Despite these gains, the extent of poverty in the developing world is substantial compared to high income world standards. For comparison, the 2008 poverty line for a family of four in the United States is used, which was $13.50 daily per capita. This is more than 10 times the extreme poverty line and nearly 7 times the $2.00 developing world poverty line.
Between 2001 and 2008, the percentage of people in the developing world living below the US poverty line is estimated to have declined from 96.9 percent to 94.0 percent. Progress was made in each of the six regions, but even in the most affluent developing world region of Europe and Central Asia the poverty rate relative to the US standard remained at 72 percent. Even in largely middle-income Latin America and the Caribbean, the poverty rate, measured by the US standard was 80 percent. All of the other regions were at 95 percent or more. The highest poverty rate relative to the US standard was in South Asia, at 99.7 percent.
Overall, nearly 1.8 billion additional people lived below the US poverty standard in 2008. The number of people living below the poverty standard declined only in the Europe and Central Asia. The largest increase in people living below the US poverty standard was in South Asia, at 652 million, while both East Asia and the Pacific and Sub – Saharan Africa added between 400 million and 500 million.
The increase in the number of people living above the US poverty standard was modest, at 231 million. The largest increase was in Europe and Central Africa, at 82 million, while East Asia and the Pacific and Latin America and the Caribbean added approximately 65 million each.
East Asia and the Pacific have experienced the greatest reduction in poverty rates, as has been shown above. This is largely due to the substantial progress made by its largest nation, China.
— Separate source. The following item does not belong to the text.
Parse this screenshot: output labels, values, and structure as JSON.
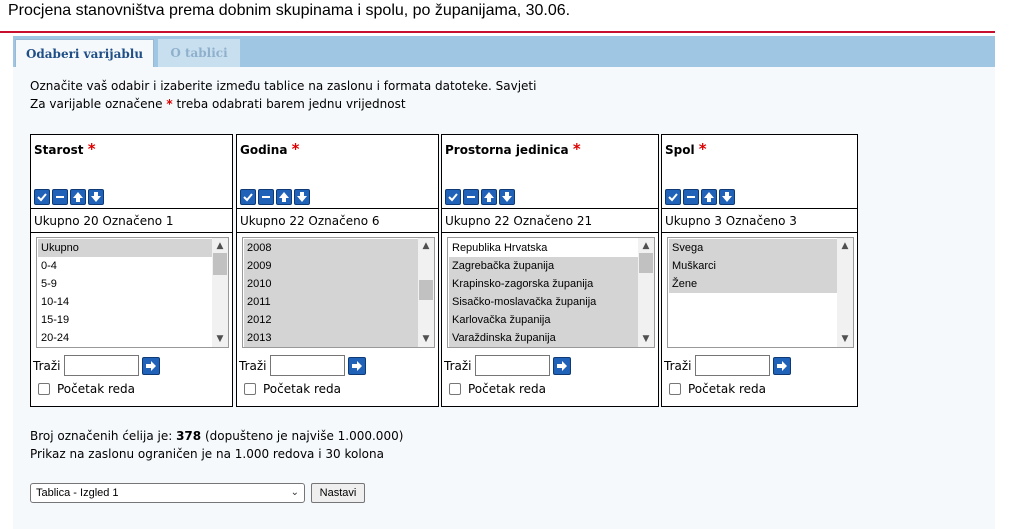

China experienced the largest reduction in its extreme poverty rate in the world, with a drop from 84.0 percent in 1981 to 13.1 percent in 2008. Among other developing world nations with more than 100 million population, eight experienced significant declines in their extreme poverty rates. One, however, Nigeria, had an increase. There was no data for Russia (Figure 2).
China's below extreme poverty line population declined 662 million, more than 10 times the second largest reduction, in Indonesia at 56 million. In fact, China's reduction in its extreme poverty population exceeded that of the rest of the world (Figure 3).
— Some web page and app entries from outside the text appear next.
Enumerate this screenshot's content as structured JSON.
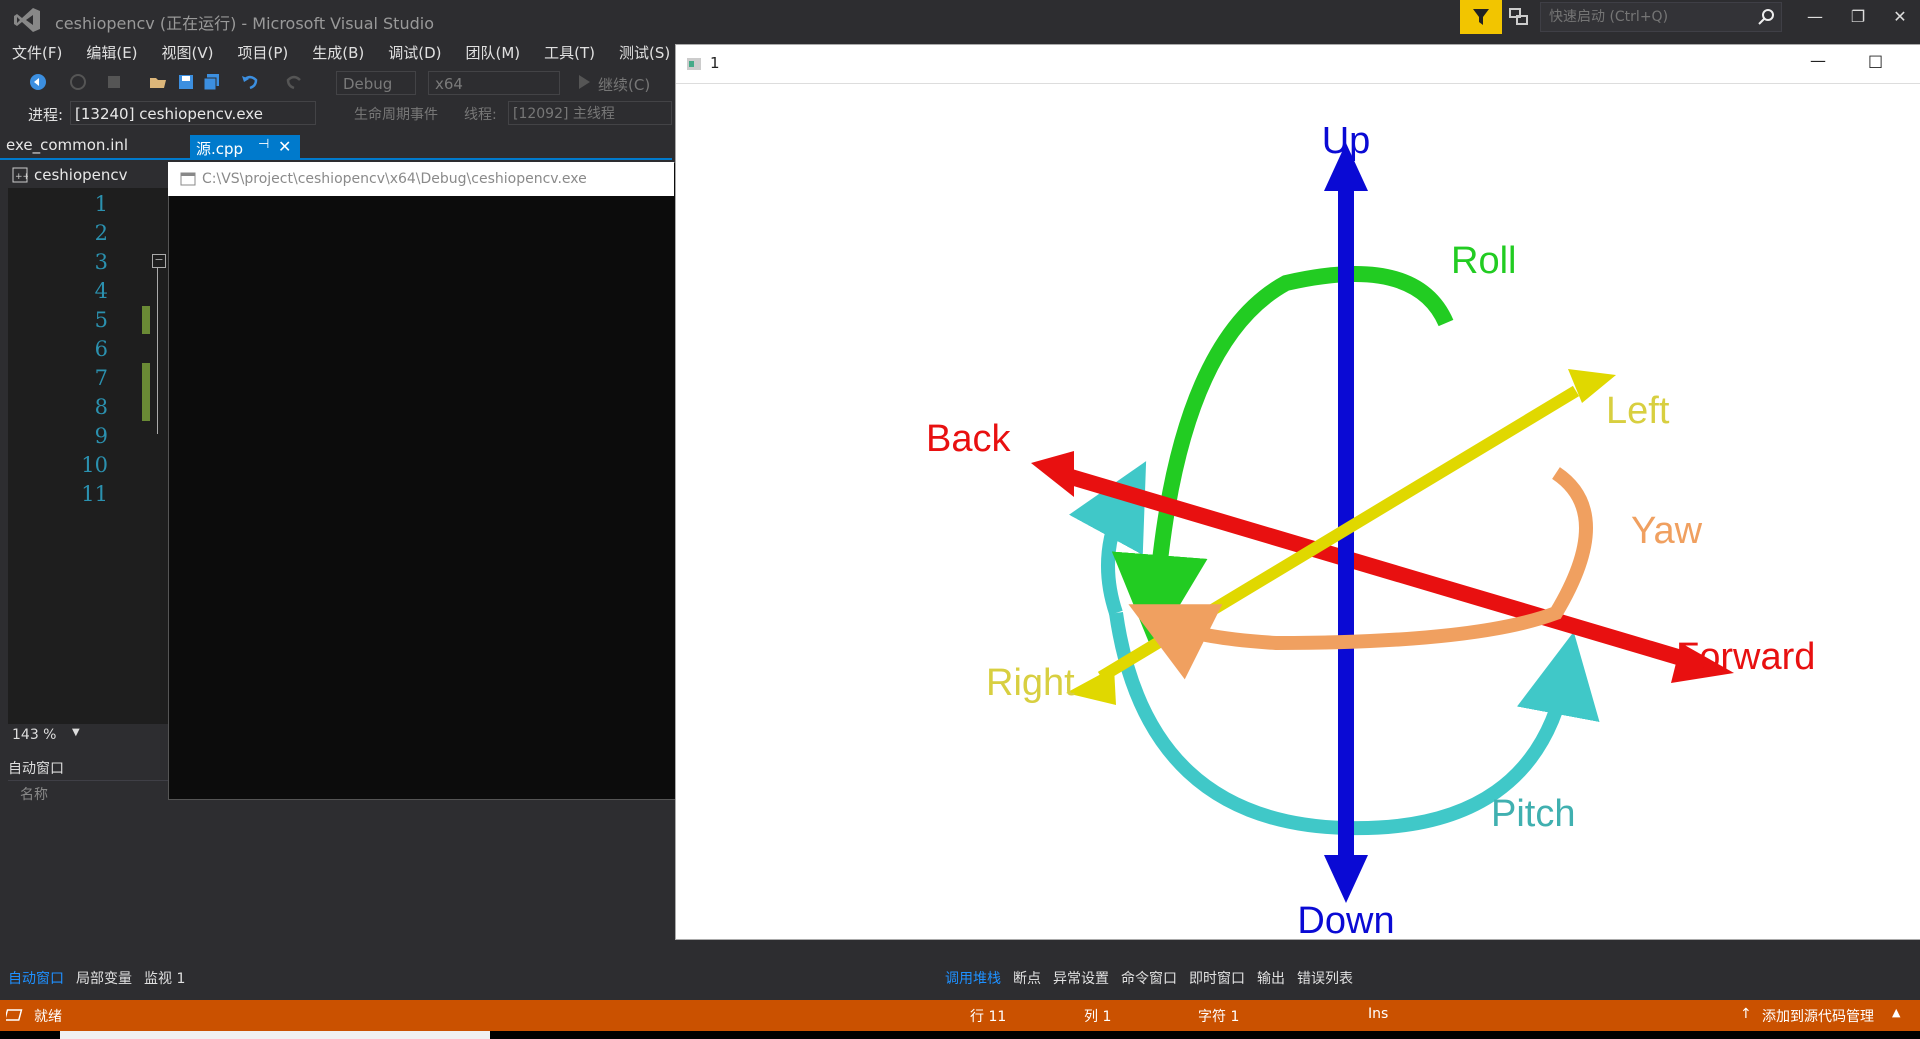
{
  "app": {
    "title": "ceshiopencv (正在运行) - Microsoft Visual Studio",
    "quick_launch_placeholder": "快速启动 (Ctrl+Q)"
  },
  "menu": [
    "文件(F)",
    "编辑(E)",
    "视图(V)",
    "项目(P)",
    "生成(B)",
    "调试(D)",
    "团队(M)",
    "工具(T)",
    "测试(S)"
  ],
  "toolbar": {
    "config": "Debug",
    "platform": "x64",
    "continue_label": "继续(C)"
  },
  "process_bar": {
    "process_label": "进程:",
    "process_value": "[13240] ceshiopencv.exe",
    "lifecycle_label": "生命周期事件",
    "thread_label": "线程:",
    "thread_value": "[12092] 主线程"
  },
  "tabs": {
    "inactive": "exe_common.inl",
    "active": "源.cpp"
  },
  "editor": {
    "nav_project": "ceshiopencv",
    "line_numbers": [
      "1",
      "2",
      "3",
      "4",
      "5",
      "6",
      "7",
      "8",
      "9",
      "10",
      "11"
    ],
    "zoom": "143 %"
  },
  "console": {
    "title": "C:\\VS\\project\\ceshiopencv\\x64\\Debug\\ceshiopencv.exe"
  },
  "auto_window": {
    "title": "自动窗口",
    "column_name": "名称"
  },
  "image_window": {
    "title": "1",
    "labels": {
      "up": "Up",
      "down": "Down",
      "roll": "Roll",
      "left": "Left",
      "back": "Back",
      "yaw": "Yaw",
      "forward": "Forward",
      "right": "Right",
      "pitch": "Pitch"
    },
    "colors": {
      "up_down": "#0a0ad4",
      "roll": "#22cc22",
      "left_right": "#e0d800",
      "back_forward": "#e81010",
      "yaw": "#f0a060",
      "pitch": "#40c8c8"
    }
  },
  "bottom_tabs_left": [
    "自动窗口",
    "局部变量",
    "监视 1"
  ],
  "bottom_tabs_right": [
    "调用堆栈",
    "断点",
    "异常设置",
    "命令窗口",
    "即时窗口",
    "输出",
    "错误列表"
  ],
  "status": {
    "ready": "就绪",
    "line": "行 11",
    "col": "列 1",
    "char": "字符 1",
    "ins": "Ins",
    "source_control": "添加到源代码管理"
  }
}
The number of people living above the extreme poverty line is increasing across the developing world.
Nearly 85 percent of China’s 2008 population lived above the extreme poverty line, an increase of nearly one billion from 1981. In India nearly 60 percent of its 2008 population lived above this line, an increase of 450 million. Other large nations experienced large increases in the number of people living above extreme poverty, such as Indonesia (135 million) and Pakistan (115 million) (Figure 4).
Only a few nations had reductions in their number of people living above the extreme poverty rate. The Democratic Republic of the Congo had the largest increase, at 6 million.
Eradicating Poverty: The Highest Priority
The story on world poverty contains both good news to bad news. There is clearly substantial progress is being made in reducing extreme poverty in East Asia and the Pacific but this has not been replicated in other parts of the developing world. The bad news is that, for all the progress, the standards of living for the overwhelming majority of people remain far below first world poverty levels.
Yet, there are signs of hope. A recent report by the Institute of International Finance indicates that over the last decade, Sub-Saharan Africa, long perceived to be synonymous with the world's most intense poverty, has ranked second in economic growth only to East Asia for a decade.
Yet, it can only be hoped that the natural aspiration of the world's billions for much better lives will be achieved. The highest priority should be placed on eradicating poverty, as the recent Rio +20 Conference declared.
Wendell Cox is a Visiting Professor, Conservatoire National des Arts et Metiers, Paris and the author of “War on the Dream: How Anti-Sprawl Policy Threatens the Quality of Life.”
Photograph: New houses in León (Guanajuato) Mexico (by author)